A study was conducted to investigate the prognostic factors for colorectal cancer patients in order to improve future treat-ment. Patients who had undergone curative resection (n = 842) were divided into three groups according to age: young (40 years or younger), middle-aged (41 to 64 years), and older (65 years or above). Univariate survival and multivariate analysis were used to compare 35 clinical factors among the groups.
Overall five-year, 10-year, and 15-year survival rates were 66.3%, 54.2%, and 48.5%, respectively. In the young age group, the five-year survival rate was 53%, and the 10-year survival rate was 42.7%. These rates were lower than those in the middle-aged and older groups.
A Cox-proportional hazard regression model demonstrated that Dukes stage and a family history of cancer were common prognostic factors in both young and middle-aged patients. Chronic constipation was an independent prognostic factor in middle-aged patients. Bowel obstruction, the length of operating time, and the number of metastatic lymph nodes were prognostic factors in the older group. In the young group, the duration of symptoms was not shown to be a prognostic factor. Five-year and 10-year survival rates, respectively, were:

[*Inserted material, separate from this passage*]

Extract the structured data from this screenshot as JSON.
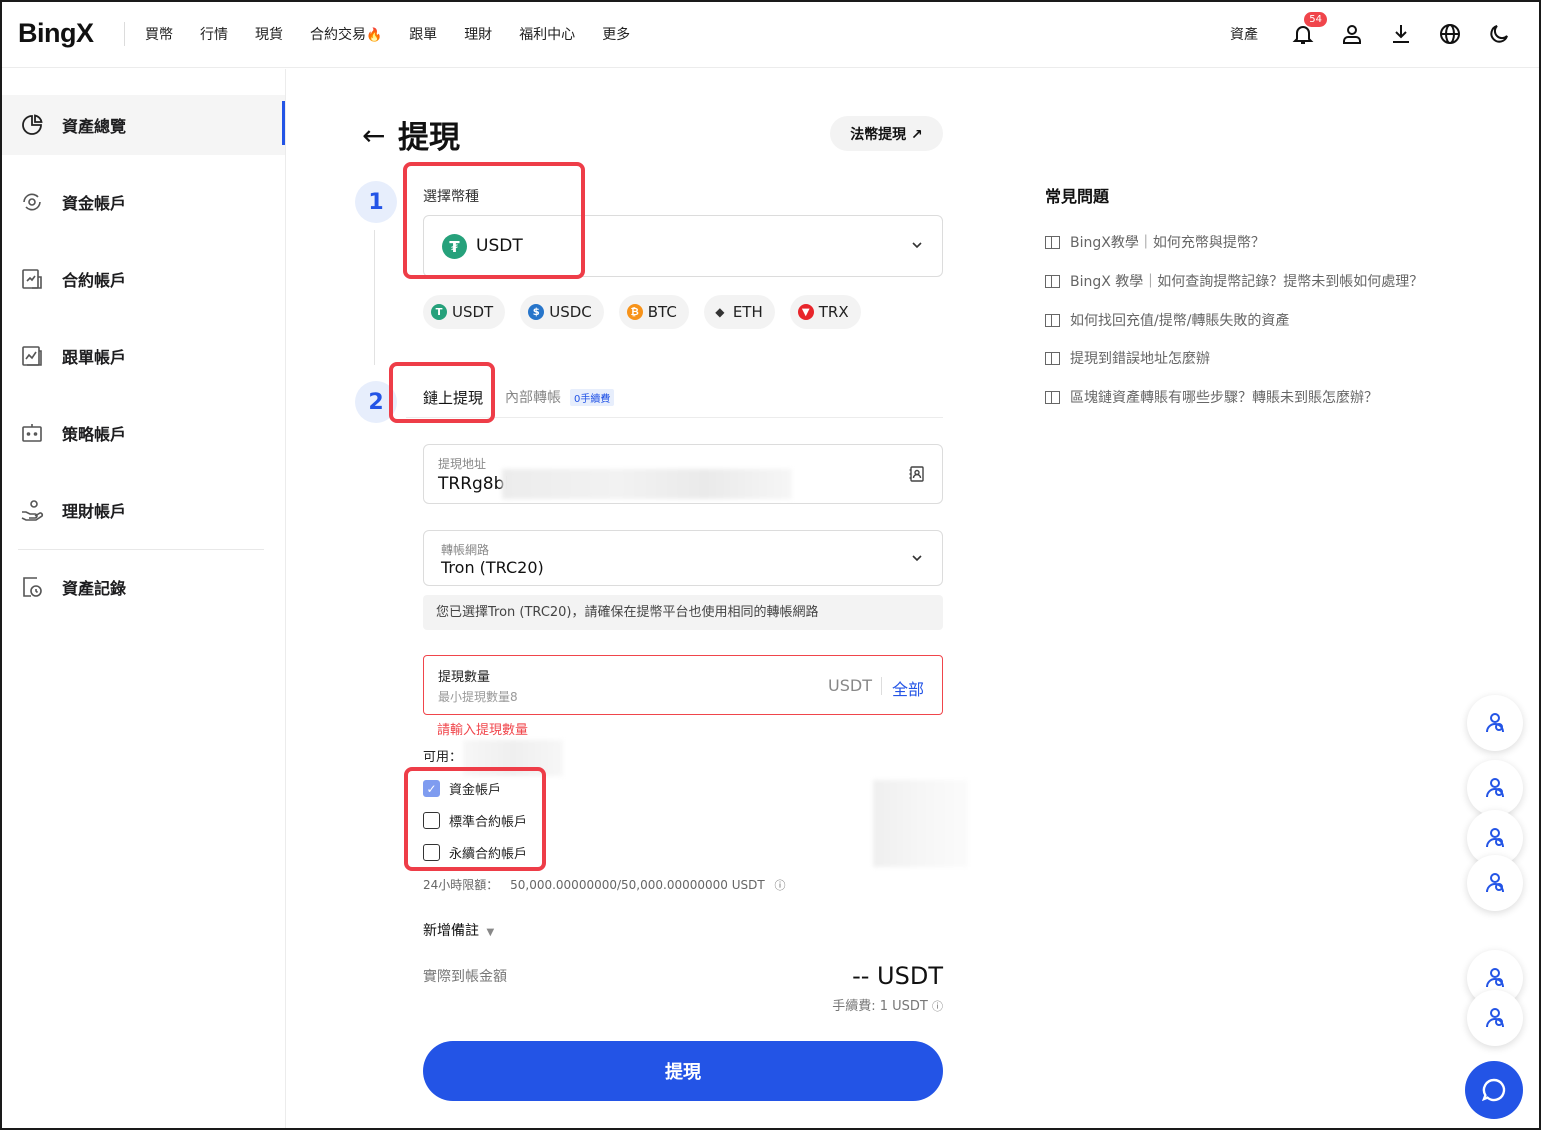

- Dukes A stage: 82.6°% and 64.5°%
- Dukes B stage: 73.3% and 67.4%
- Dukes C stage: 37.3% and 27%
- Dukes D stage: 33.3% and 22.2%
Survival rates in patients with Dukes A and B stages were similar; however, in Dukes C and D stages, survival rates were lower than those of the middle-aged and older patients with the same stage of disease.
In young colorectal cancer patients with a family cancer history, five- and 10-year survival rates were 73.1% and 64.5%, respectively. These rates were better than those of patients without a family history (48.1% and 37.3%).
Therefore, survival rates were lower in younger patients than in middle-aged and older patients. A family history of cancer and advanced Dukes stage were poor prognostic factors, whereas the duration of symptoms did not suggest a poor prognosis. The prognostic factors affecting survival after surgery may differ among the various age groups.